Scripture can serve as a personal meditative redeemer in striking a unique tone of rhythm and language not found in any contemporary work. By engaging in the text in its original language(s), by consulting its history of translation, interpretation, and commentary, an individual can absorb a new meaning or question every time a passage is revisited.

Finally, scripture encountered personally is still partaking in communal conversation–because scripture is the product of a community, from authorship to engagement, tradition, interpretation, and commentary. One enters that conversation even when alone when they wrestle with any scripture seriously.

These are just some of the ways scripture can serve as a meditative personal good with the effect of some variety of personal redemption when encountered seriously.

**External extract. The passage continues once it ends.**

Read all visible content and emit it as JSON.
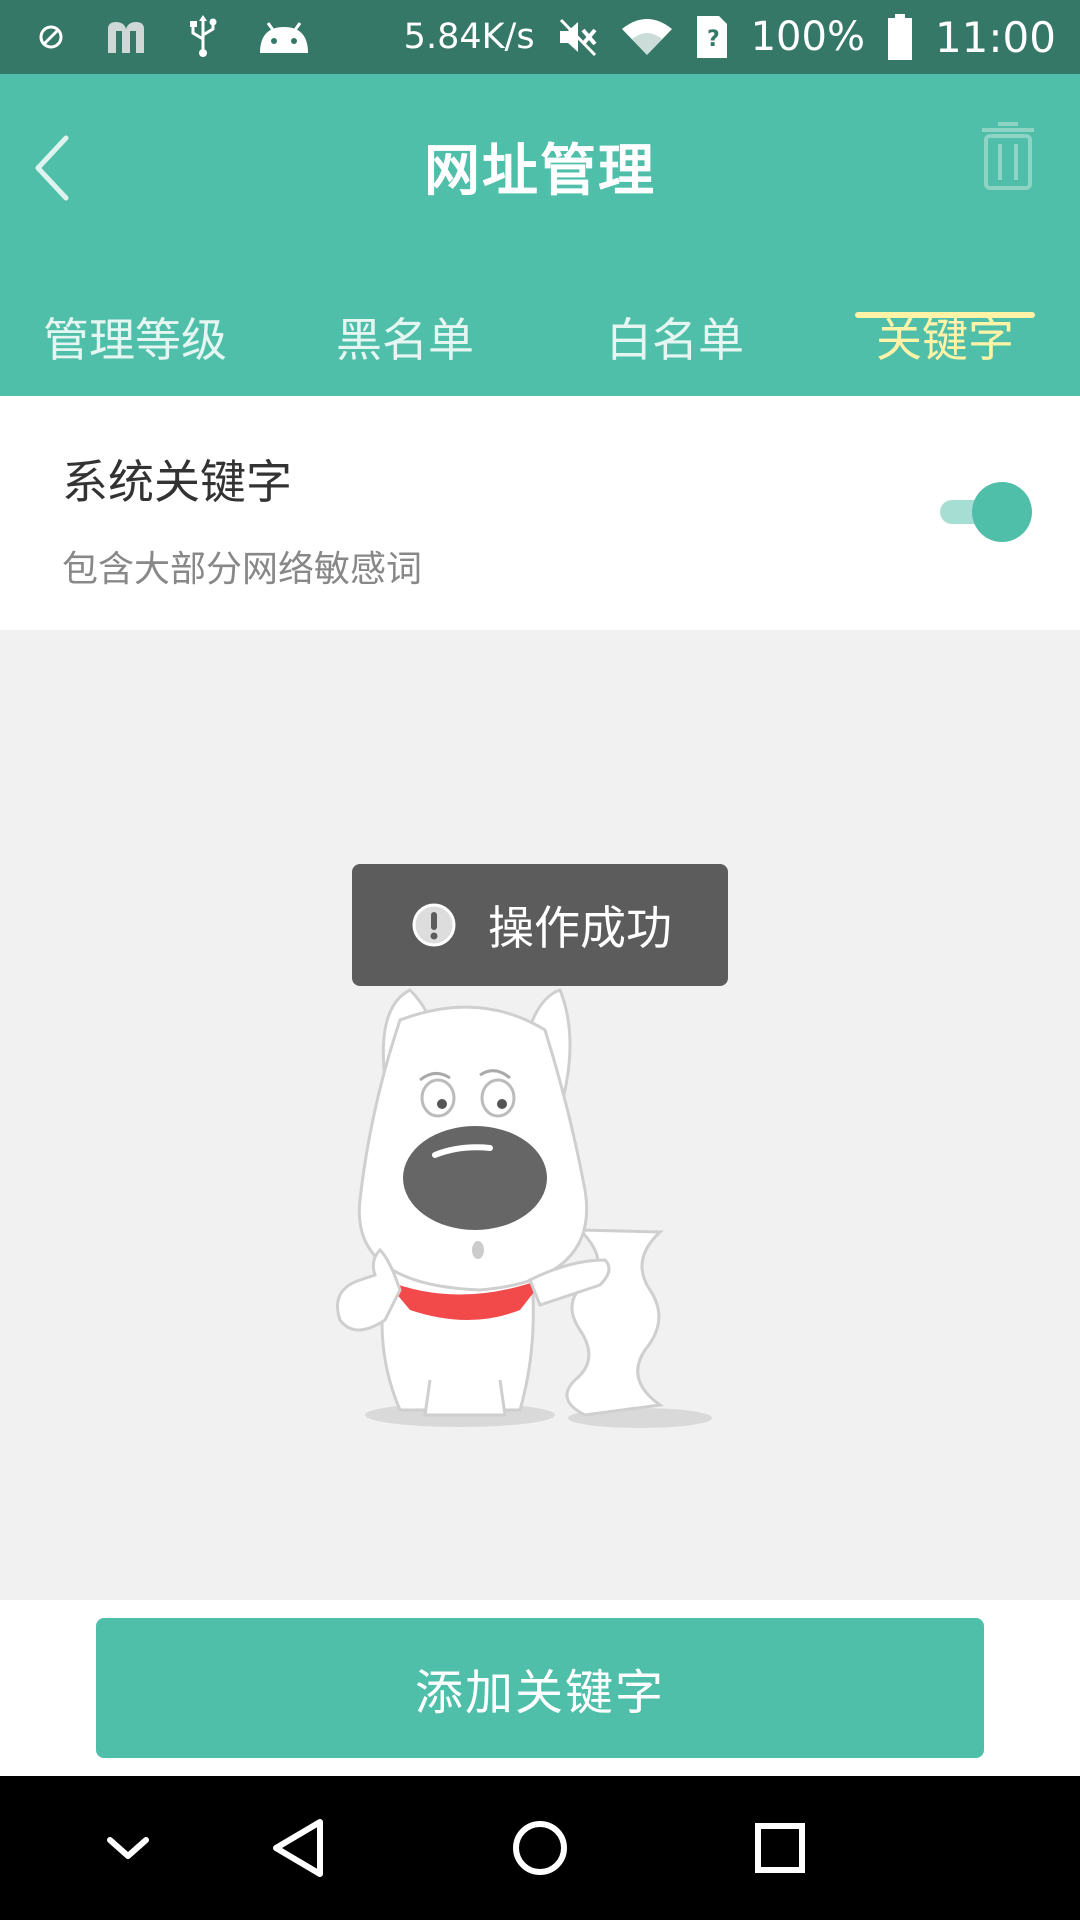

This good can come at extreme ends of a spectrum; for a pious, traditional believer who reads their holy text prayerfully, discerningly, and in search of spiritual guidance, the step then into community and engagement is an easy one with historical examples aplenty. Yet I argue that even at the other end of the spectrum, a scripture can be encountered even by a doubter, a reader or academic, or one who doesn’t believe in religion in any traditional manner and still function in this way by causing one to attempt to enter the mental and spiritual framework of an ancient or foreign time and thus wrestle with their identity and ones current own. The aesthetic, scholastic, and sociological depth of a scripture still pulls even the strongest of doubters into its conversation and forces them to make choices. As we move to the epilogues of this series and consider truly what scripture is and if it is an overall good or not, we keep an eye on things that function as scripture and consider the role of scripture in the future. The potential for non-canonical poetry, constitutions, declarations, literature, song, etc. to function as positive scripture looms on the horizon.